• [TASK BRIEF]: The records follow. Retype them without a single change.

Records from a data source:
===============
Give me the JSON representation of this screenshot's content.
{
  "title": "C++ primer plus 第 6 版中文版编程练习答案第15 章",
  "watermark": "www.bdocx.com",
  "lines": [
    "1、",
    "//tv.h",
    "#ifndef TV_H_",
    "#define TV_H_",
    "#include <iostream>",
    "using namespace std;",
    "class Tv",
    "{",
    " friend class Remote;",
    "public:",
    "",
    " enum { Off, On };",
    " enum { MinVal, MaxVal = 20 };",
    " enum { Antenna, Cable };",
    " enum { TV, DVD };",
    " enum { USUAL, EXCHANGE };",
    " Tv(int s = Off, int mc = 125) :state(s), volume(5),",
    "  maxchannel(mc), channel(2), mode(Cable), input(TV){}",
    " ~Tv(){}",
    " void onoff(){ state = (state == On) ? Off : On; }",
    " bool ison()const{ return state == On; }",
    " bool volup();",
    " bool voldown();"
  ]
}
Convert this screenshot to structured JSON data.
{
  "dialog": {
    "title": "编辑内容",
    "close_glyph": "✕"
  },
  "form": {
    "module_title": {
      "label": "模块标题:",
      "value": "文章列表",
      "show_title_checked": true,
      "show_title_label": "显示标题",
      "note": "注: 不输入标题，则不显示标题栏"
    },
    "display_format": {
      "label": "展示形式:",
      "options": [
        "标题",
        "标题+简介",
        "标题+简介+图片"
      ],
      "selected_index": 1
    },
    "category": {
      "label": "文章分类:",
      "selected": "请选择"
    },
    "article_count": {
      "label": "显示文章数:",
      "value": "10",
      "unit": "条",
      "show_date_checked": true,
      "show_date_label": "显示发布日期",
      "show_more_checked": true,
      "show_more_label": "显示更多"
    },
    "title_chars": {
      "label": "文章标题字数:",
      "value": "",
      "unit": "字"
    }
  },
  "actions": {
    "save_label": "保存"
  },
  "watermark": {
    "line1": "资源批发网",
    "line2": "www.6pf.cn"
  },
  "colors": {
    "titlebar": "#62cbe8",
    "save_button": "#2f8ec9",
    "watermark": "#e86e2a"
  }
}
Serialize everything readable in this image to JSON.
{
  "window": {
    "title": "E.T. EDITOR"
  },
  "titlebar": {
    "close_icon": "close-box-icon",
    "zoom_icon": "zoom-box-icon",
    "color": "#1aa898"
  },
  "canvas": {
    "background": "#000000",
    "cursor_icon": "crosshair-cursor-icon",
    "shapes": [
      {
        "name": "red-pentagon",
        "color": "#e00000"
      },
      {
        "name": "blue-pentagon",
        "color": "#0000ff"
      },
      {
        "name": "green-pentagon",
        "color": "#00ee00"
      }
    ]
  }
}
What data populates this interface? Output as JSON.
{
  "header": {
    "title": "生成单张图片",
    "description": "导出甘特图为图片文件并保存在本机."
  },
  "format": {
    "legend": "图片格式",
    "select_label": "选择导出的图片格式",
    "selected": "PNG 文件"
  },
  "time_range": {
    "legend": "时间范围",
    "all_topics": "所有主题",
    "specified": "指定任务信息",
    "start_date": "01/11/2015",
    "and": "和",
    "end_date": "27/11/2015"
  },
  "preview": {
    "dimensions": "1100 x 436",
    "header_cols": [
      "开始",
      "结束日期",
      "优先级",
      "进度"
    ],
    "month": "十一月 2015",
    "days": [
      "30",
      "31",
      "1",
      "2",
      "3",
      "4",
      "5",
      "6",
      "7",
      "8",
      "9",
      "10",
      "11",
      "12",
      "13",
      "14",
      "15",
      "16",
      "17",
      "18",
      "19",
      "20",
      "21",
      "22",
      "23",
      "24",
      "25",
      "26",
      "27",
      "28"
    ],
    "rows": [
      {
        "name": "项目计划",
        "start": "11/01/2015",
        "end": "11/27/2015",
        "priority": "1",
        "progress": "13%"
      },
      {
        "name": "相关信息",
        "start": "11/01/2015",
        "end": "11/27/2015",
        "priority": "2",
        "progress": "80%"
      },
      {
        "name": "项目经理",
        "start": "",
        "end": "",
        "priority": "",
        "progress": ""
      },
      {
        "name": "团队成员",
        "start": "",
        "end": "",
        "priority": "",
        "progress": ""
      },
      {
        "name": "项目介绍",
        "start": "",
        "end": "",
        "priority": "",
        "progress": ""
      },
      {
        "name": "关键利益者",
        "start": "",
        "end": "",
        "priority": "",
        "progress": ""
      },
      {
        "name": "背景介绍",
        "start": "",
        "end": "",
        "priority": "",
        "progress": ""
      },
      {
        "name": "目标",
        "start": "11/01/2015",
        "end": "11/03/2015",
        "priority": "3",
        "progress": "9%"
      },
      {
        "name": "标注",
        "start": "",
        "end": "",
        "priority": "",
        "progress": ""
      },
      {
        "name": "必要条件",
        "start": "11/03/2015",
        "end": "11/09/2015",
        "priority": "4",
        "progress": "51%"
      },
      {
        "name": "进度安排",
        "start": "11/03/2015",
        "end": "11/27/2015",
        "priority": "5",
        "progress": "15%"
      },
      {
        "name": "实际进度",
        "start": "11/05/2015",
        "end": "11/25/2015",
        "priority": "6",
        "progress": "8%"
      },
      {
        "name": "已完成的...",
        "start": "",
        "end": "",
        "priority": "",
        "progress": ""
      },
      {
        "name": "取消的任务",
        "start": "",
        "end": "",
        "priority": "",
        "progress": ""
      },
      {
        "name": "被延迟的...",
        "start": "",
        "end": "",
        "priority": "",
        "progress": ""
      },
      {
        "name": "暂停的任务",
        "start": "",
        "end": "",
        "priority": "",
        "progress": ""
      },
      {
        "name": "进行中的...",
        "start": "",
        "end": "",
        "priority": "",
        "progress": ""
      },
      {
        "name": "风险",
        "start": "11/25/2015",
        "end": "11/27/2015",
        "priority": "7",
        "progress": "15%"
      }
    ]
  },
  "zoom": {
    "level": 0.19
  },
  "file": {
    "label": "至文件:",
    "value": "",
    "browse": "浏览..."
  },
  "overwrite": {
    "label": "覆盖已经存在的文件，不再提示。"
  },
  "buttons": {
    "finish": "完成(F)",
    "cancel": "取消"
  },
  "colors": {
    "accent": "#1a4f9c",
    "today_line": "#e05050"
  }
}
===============
• [REPLY TO THE TASK]:
Give me the JSON representation of this screenshot's content.
{
  "title": "C++ primer plus 第 6 版中文版编程练习答案第15 章",
  "watermark": "www.bdocx.com",
  "lines": [
    "1、",
    "//tv.h",
    "#ifndef TV_H_",
    "#define TV_H_",
    "#include <iostream>",
    "using namespace std;",
    "class Tv",
    "{",
    " friend class Remote;",
    "public:",
    "",
    " enum { Off, On };",
    " enum { MinVal, MaxVal = 20 };",
    " enum { Antenna, Cable };",
    " enum { TV, DVD };",
    " enum { USUAL, EXCHANGE };",
    " Tv(int s = Off, int mc = 125) :state(s), volume(5),",
    "  maxchannel(mc), channel(2), mode(Cable), input(TV){}",
    " ~Tv(){}",
    " void onoff(){ state = (state == On) ? Off : On; }",
    " bool ison()const{ return state == On; }",
    " bool volup();",
    " bool voldown();"
  ]
}
Convert this screenshot to structured JSON data.
{
  "dialog": {
    "title": "编辑内容",
    "close_glyph": "✕"
  },
  "form": {
    "module_title": {
      "label": "模块标题:",
      "value": "文章列表",
      "show_title_checked": true,
      "show_title_label": "显示标题",
      "note": "注: 不输入标题，则不显示标题栏"
    },
    "display_format": {
      "label": "展示形式:",
      "options": [
        "标题",
        "标题+简介",
        "标题+简介+图片"
      ],
      "selected_index": 1
    },
    "category": {
      "label": "文章分类:",
      "selected": "请选择"
    },
    "article_count": {
      "label": "显示文章数:",
      "value": "10",
      "unit": "条",
      "show_date_checked": true,
      "show_date_label": "显示发布日期",
      "show_more_checked": true,
      "show_more_label": "显示更多"
    },
    "title_chars": {
      "label": "文章标题字数:",
      "value": "",
      "unit": "字"
    }
  },
  "actions": {
    "save_label": "保存"
  },
  "watermark": {
    "line1": "资源批发网",
    "line2": "www.6pf.cn"
  },
  "colors": {
    "titlebar": "#62cbe8",
    "save_button": "#2f8ec9",
    "watermark": "#e86e2a"
  }
}
Serialize everything readable in this image to JSON.
{
  "window": {
    "title": "E.T. EDITOR"
  },
  "titlebar": {
    "close_icon": "close-box-icon",
    "zoom_icon": "zoom-box-icon",
    "color": "#1aa898"
  },
  "canvas": {
    "background": "#000000",
    "cursor_icon": "crosshair-cursor-icon",
    "shapes": [
      {
        "name": "red-pentagon",
        "color": "#e00000"
      },
      {
        "name": "blue-pentagon",
        "color": "#0000ff"
      },
      {
        "name": "green-pentagon",
        "color": "#00ee00"
      }
    ]
  }
}
What data populates this interface? Output as JSON.
{
  "header": {
    "title": "生成单张图片",
    "description": "导出甘特图为图片文件并保存在本机."
  },
  "format": {
    "legend": "图片格式",
    "select_label": "选择导出的图片格式",
    "selected": "PNG 文件"
  },
  "time_range": {
    "legend": "时间范围",
    "all_topics": "所有主题",
    "specified": "指定任务信息",
    "start_date": "01/11/2015",
    "and": "和",
    "end_date": "27/11/2015"
  },
  "preview": {
    "dimensions": "1100 x 436",
    "header_cols": [
      "开始",
      "结束日期",
      "优先级",
      "进度"
    ],
    "month": "十一月 2015",
    "days": [
      "30",
      "31",
      "1",
      "2",
      "3",
      "4",
      "5",
      "6",
      "7",
      "8",
      "9",
      "10",
      "11",
      "12",
      "13",
      "14",
      "15",
      "16",
      "17",
      "18",
      "19",
      "20",
      "21",
      "22",
      "23",
      "24",
      "25",
      "26",
      "27",
      "28"
    ],
    "rows": [
      {
        "name": "项目计划",
        "start": "11/01/2015",
        "end": "11/27/2015",
        "priority": "1",
        "progress": "13%"
      },
      {
        "name": "相关信息",
        "start": "11/01/2015",
        "end": "11/27/2015",
        "priority": "2",
        "progress": "80%"
      },
      {
        "name": "项目经理",
        "start": "",
        "end": "",
        "priority": "",
        "progress": ""
      },
      {
        "name": "团队成员",
        "start": "",
        "end": "",
        "priority": "",
        "progress": ""
      },
      {
        "name": "项目介绍",
        "start": "",
        "end": "",
        "priority": "",
        "progress": ""
      },
      {
        "name": "关键利益者",
        "start": "",
        "end": "",
        "priority": "",
        "progress": ""
      },
      {
        "name": "背景介绍",
        "start": "",
        "end": "",
        "priority": "",
        "progress": ""
      },
      {
        "name": "目标",
        "start": "11/01/2015",
        "end": "11/03/2015",
        "priority": "3",
        "progress": "9%"
      },
      {
        "name": "标注",
        "start": "",
        "end": "",
        "priority": "",
        "progress": ""
      },
      {
        "name": "必要条件",
        "start": "11/03/2015",
        "end": "11/09/2015",
        "priority": "4",
        "progress": "51%"
      },
      {
        "name": "进度安排",
        "start": "11/03/2015",
        "end": "11/27/2015",
        "priority": "5",
        "progress": "15%"
      },
      {
        "name": "实际进度",
        "start": "11/05/2015",
        "end": "11/25/2015",
        "priority": "6",
        "progress": "8%"
      },
      {
        "name": "已完成的...",
        "start": "",
        "end": "",
        "priority": "",
        "progress": ""
      },
      {
        "name": "取消的任务",
        "start": "",
        "end": "",
        "priority": "",
        "progress": ""
      },
      {
        "name": "被延迟的...",
        "start": "",
        "end": "",
        "priority": "",
        "progress": ""
      },
      {
        "name": "暂停的任务",
        "start": "",
        "end": "",
        "priority": "",
        "progress": ""
      },
      {
        "name": "进行中的...",
        "start": "",
        "end": "",
        "priority": "",
        "progress": ""
      },
      {
        "name": "风险",
        "start": "11/25/2015",
        "end": "11/27/2015",
        "priority": "7",
        "progress": "15%"
      }
    ]
  },
  "zoom": {
    "level": 0.19
  },
  "file": {
    "label": "至文件:",
    "value": "",
    "browse": "浏览..."
  },
  "overwrite": {
    "label": "覆盖已经存在的文件，不再提示。"
  },
  "buttons": {
    "finish": "完成(F)",
    "cancel": "取消"
  },
  "colors": {
    "accent": "#1a4f9c",
    "today_line": "#e05050"
  }
}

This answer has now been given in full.